> **Goal of the exercise**
Every line that contains "JSON" must be located and copied from the data.

====

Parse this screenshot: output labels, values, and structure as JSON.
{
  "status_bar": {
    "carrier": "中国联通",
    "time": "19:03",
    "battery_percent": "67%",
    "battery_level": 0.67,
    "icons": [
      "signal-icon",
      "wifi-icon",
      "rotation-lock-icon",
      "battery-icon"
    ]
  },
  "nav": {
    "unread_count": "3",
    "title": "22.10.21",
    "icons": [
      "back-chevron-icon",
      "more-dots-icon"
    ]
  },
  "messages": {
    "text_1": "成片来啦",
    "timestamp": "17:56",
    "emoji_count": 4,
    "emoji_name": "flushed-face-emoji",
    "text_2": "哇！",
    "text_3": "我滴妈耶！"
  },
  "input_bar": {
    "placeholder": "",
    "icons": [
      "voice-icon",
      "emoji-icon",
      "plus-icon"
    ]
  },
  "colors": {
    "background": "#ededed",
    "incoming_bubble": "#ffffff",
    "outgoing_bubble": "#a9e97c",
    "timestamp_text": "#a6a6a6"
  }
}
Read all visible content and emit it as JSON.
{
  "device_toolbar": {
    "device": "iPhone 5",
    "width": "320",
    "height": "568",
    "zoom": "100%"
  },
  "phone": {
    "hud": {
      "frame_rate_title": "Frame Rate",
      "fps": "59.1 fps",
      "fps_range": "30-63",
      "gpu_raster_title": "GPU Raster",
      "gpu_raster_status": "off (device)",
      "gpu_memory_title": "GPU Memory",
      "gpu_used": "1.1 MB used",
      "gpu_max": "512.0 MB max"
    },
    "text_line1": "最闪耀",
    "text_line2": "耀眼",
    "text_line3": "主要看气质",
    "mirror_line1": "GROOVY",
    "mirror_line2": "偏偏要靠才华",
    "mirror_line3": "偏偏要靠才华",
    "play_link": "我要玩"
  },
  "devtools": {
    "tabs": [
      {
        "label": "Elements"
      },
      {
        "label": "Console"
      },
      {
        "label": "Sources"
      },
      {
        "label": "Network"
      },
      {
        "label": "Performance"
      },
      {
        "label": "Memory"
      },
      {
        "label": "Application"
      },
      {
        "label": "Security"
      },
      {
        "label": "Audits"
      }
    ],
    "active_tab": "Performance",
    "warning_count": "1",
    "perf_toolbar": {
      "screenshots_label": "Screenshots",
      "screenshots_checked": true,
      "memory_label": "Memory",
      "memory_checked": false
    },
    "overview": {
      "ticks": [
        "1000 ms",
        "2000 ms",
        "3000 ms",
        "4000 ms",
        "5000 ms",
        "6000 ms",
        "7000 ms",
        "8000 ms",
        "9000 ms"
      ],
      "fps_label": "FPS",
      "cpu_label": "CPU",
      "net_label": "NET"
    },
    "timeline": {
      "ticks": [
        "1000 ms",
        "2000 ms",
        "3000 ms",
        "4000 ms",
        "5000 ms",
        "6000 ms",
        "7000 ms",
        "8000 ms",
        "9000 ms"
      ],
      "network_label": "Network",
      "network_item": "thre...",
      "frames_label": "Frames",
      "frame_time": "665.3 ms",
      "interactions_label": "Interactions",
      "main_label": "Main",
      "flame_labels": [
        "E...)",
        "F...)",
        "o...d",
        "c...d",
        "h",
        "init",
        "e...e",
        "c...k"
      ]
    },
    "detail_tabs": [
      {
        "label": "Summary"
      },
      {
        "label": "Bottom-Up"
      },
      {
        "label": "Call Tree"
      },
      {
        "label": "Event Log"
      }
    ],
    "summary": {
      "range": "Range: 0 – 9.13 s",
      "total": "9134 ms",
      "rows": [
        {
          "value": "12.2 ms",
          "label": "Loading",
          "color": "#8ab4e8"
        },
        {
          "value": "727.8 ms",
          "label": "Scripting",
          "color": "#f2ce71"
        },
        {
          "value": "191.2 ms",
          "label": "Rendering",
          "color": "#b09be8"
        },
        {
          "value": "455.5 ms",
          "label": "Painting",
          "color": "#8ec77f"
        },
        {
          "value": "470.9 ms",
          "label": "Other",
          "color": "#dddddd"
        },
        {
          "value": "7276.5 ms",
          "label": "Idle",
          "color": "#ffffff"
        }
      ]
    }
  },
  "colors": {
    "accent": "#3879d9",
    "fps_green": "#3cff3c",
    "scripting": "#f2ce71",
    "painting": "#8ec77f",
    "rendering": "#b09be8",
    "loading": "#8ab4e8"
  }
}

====

> **Response to this exercise**
Parse this screenshot: output labels, values, and structure as JSON.
Read all visible content and emit it as JSON.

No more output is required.